When reading the feedback, look at the selling price of sold items. Look at the feedback of the buyer (his transaction count and diversity of items). You are checking for indications of "Shill Bidding" and location of the buyer.

For instance, if most of his buyer have a low feedback score and are based in the same locations, this COULD be the seller or friends of the seller. Usually no item was actually sold (it was a fake transaction).

I used to own and operate a very large (bricks & mortar) eBay drop-off franchise store. I was a platinum seller with an account manager (eBay employee) just a phone call away. Why am I telling you this? Because I've had 10's of Thousands or transactions and never been burned. My definition of being burned is... I lost money because I didn't get the expected item, AND I didn't get a refund for said item. I've purchased a few items that were either misrepresented, not delivered or damaged upon arrival. I got my FULL REFUND and lost no money in the end, so I feel I didn't get burned, just inconvenienced.

The main thing I learned is to perform your due diligence. Consider the price (can I afford to temporarily loose my purchase price if the guy scammed me)? If the answer is no, then don't buy.

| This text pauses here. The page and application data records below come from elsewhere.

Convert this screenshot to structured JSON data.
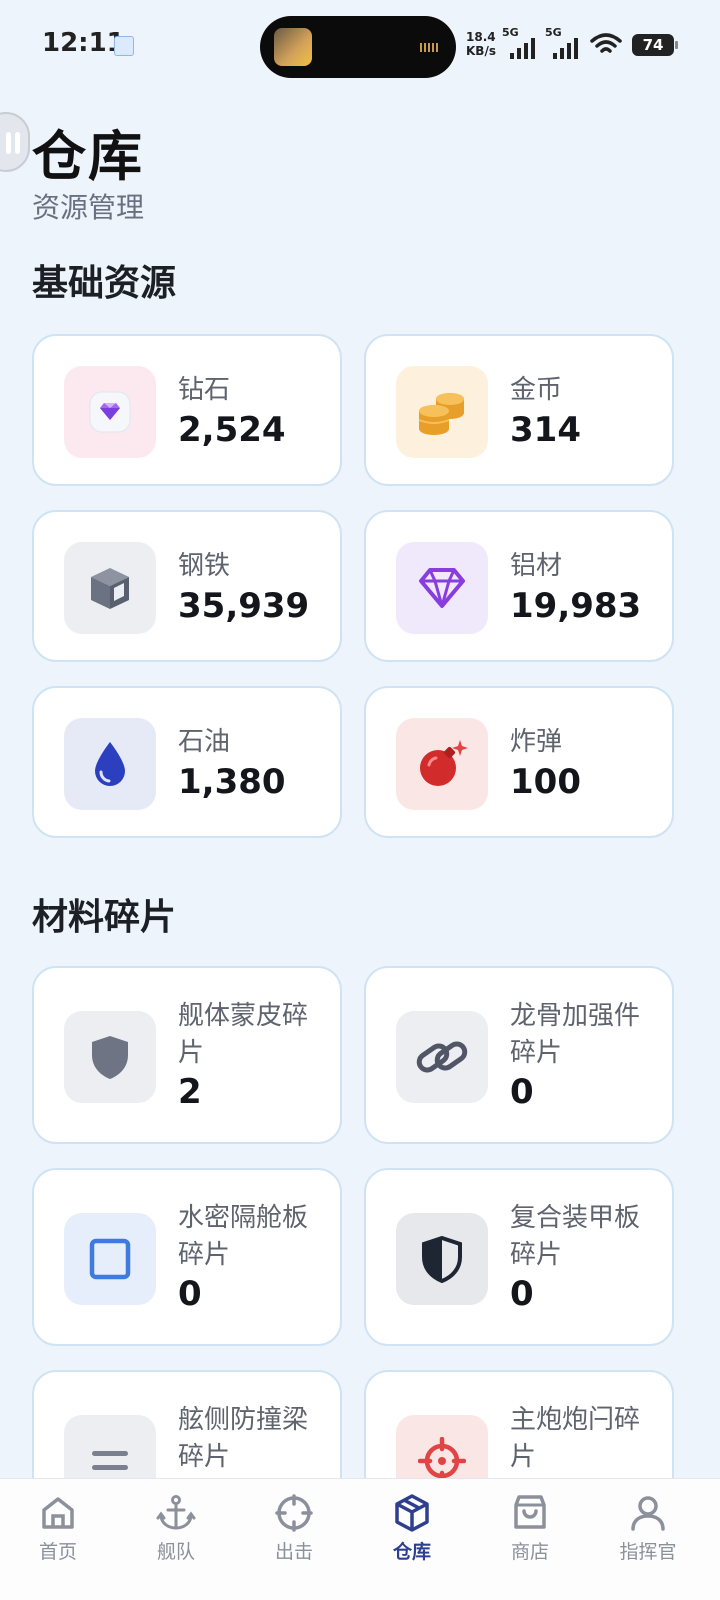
{
  "status_bar": {
    "time": "12:11",
    "net_speed_value": "18.4",
    "net_speed_unit": "KB/s",
    "sim1_type": "5G",
    "sim2_type": "5G",
    "battery": "74"
  },
  "header": {
    "title": "仓库",
    "subtitle": "资源管理"
  },
  "sections": {
    "basic": {
      "title": "基础资源",
      "items": [
        {
          "label": "钻石",
          "value": "2,524",
          "icon": "gem-icon",
          "tile_color": "#fbe9ef"
        },
        {
          "label": "金币",
          "value": "314",
          "icon": "coins-icon",
          "tile_color": "#fdf0dc"
        },
        {
          "label": "钢铁",
          "value": "35,939",
          "icon": "cube-icon",
          "tile_color": "#eceef2"
        },
        {
          "label": "铝材",
          "value": "19,983",
          "icon": "diamond-outline-icon",
          "tile_color": "#f0e8fb"
        },
        {
          "label": "石油",
          "value": "1,380",
          "icon": "oil-drop-icon",
          "tile_color": "#e6eaf7"
        },
        {
          "label": "炸弹",
          "value": "100",
          "icon": "bomb-icon",
          "tile_color": "#fbe6e6"
        }
      ]
    },
    "fragments": {
      "title": "材料碎片",
      "items": [
        {
          "label": "舰体蒙皮碎片",
          "value": "2",
          "icon": "shield-icon",
          "tile_color": "#eceef2"
        },
        {
          "label": "龙骨加强件碎片",
          "value": "0",
          "icon": "link-icon",
          "tile_color": "#eceef2"
        },
        {
          "label": "水密隔舱板碎片",
          "value": "0",
          "icon": "square-outline-icon",
          "tile_color": "#e6eefb"
        },
        {
          "label": "复合装甲板碎片",
          "value": "0",
          "icon": "half-shield-icon",
          "tile_color": "#e6e8ec"
        },
        {
          "label": "舷侧防撞梁碎片",
          "value": "",
          "icon": "equals-icon",
          "tile_color": "#eceef2"
        },
        {
          "label": "主炮炮闩碎片",
          "value": "",
          "icon": "crosshair-icon",
          "tile_color": "#fbe6e6"
        }
      ]
    }
  },
  "nav": {
    "items": [
      {
        "label": "首页",
        "icon": "home-icon"
      },
      {
        "label": "舰队",
        "icon": "anchor-icon"
      },
      {
        "label": "出击",
        "icon": "target-icon"
      },
      {
        "label": "仓库",
        "icon": "box-icon",
        "active": true
      },
      {
        "label": "商店",
        "icon": "shopping-bag-icon"
      },
      {
        "label": "指挥官",
        "icon": "user-icon"
      }
    ]
  },
  "colors": {
    "background": "#eef4fc",
    "card_border": "#cfe3f4",
    "nav_active": "#2f3f8f",
    "nav_inactive": "#8b909b"
  }
}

You can always get your money back if you paid using PAYPAL A N D you were actually mislead or scammed. You have to know how to properly file/escalate a claim when needed.

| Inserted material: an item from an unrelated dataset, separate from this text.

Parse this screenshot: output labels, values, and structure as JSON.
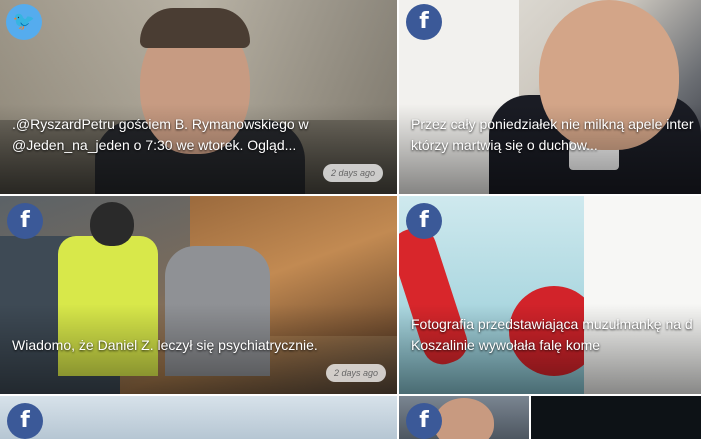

After looking over the auction in question I'm fairly confident that the seller is distributing knock-off merchandise (my personal opinion only). However that doesn't mean it's a poorly made product, and it doesn't mean you will be disappointed.

Just do you research and go into the transaction with your eyes open.

The Real Dave
July 14th, 2010, 02:41 PM
I've bought a few things from Ebay, some computer fans from Hong Kong, which were low quality, but do the job and only cost a few cent, a perfume and pendant for my gf from two different sellers, in England and America respectively.

The only time anything went wrong was when a CPU I bought was late by a few weeks, hadn't been dispatched. The seller was uncontactable.

After a week or so though, he finally replied with a genuine apology, that some stuff had happened in the real world to keep him away from eBay. He shipped it first class without extra cost, and it arrived a few days later.

July 14th, 2010, 03:59 PM
Another thing for people to remember is that the USD dollar is worth considerably more in China too as such the prices of things made and coming from there will be of a considerably lower price so just because the price doesn't seem profitable in the US or other countries doesn't mean its not genuine.